In Bott, a solicitor assisted an executor with his duties as estate trustee. The solicitor ultimately sent two invoices, the first for his services as estate solicitor (for legal work), and the second charging a value amounting to five percent of the value of the estate, plus GST for services on behalf of the executor (even though the solicitor was not the executor). The solicitor wished to have the second account addressed on a passing of accounts.

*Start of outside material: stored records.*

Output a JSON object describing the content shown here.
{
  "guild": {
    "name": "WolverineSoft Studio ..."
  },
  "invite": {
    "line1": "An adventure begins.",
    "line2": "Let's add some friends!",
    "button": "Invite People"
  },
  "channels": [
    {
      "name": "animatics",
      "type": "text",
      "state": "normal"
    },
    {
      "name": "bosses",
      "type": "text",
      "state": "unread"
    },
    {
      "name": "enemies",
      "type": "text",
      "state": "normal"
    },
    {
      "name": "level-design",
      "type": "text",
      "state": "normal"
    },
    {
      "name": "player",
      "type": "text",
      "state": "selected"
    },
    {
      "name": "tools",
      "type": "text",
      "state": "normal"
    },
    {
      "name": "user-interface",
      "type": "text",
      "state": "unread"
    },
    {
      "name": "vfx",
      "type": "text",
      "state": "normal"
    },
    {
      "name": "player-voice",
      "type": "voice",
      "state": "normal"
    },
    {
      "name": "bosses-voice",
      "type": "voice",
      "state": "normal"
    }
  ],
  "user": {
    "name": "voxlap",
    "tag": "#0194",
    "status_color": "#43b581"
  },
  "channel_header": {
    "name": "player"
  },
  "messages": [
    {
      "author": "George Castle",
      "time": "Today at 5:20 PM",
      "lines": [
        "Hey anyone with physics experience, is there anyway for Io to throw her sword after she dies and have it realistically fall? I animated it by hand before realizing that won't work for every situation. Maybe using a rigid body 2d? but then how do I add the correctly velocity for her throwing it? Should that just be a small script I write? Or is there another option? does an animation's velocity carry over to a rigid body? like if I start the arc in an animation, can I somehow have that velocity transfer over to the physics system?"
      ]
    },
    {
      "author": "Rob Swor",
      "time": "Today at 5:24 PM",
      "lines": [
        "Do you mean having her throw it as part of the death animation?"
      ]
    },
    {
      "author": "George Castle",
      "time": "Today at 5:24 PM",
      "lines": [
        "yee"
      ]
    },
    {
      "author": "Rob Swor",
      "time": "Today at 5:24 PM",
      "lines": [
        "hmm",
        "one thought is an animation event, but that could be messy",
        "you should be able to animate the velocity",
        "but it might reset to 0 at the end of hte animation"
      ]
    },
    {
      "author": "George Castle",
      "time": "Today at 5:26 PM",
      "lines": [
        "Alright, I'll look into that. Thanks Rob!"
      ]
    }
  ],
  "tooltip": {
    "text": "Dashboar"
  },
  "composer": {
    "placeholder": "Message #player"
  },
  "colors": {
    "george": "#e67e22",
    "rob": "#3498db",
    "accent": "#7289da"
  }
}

The Judge held that the estate trustee, and not the estate, was the solicitor’s client and was personally liable to the solicitor. The Judge further held that should the estate trustee wish to challenge the solicitor’s legal fees, the proper avenue was through an assessment procedure pursuant to the Solicitor’s Act, except in the case where the beneficiaries have called into question the reasonableness of the accounts as an expense of the estate trustee on a passing of accounts, or unless the estate trustee desires an order approving the right to an indemnity or reimbursement.
These principles also were said to apply in cases where solicitors perform executor’s work. In such instances, the estate trustee cannot claim compensation for that work done; compensation will be reduced accordingly. Ultimately, the Judge held that the solicitor in the Bott case was not permitted to charge a fee amounting to compensation that might be awarded to the estate trustee (the 5% approach by the solicitor was disapproved) and that any amount to be awarded as a fee for the services intended to be covered by the second invoice must be determined on a quantum meruit basis. Even if there had been an agreement as between the estate trustee and estate solicitor regarding the payment of services rendered in such a manner, which there was not, such an agreement would bind only the estate trustee and not the “estate” or the beneficiaries.
Thanks for reading this week.
Craig R. Vander Zee – Click here for more information on Craig Vander Zee.
READ THE TRANSCRIBED PODCAST
During Hull on Estates Episode #27, we continued our discussion on the compensation of an estate trustee, including the pre-taking of compensation and the exclusion in Section 61 of the Trustee Act regarding fixing compensation in the instrument creating the trust.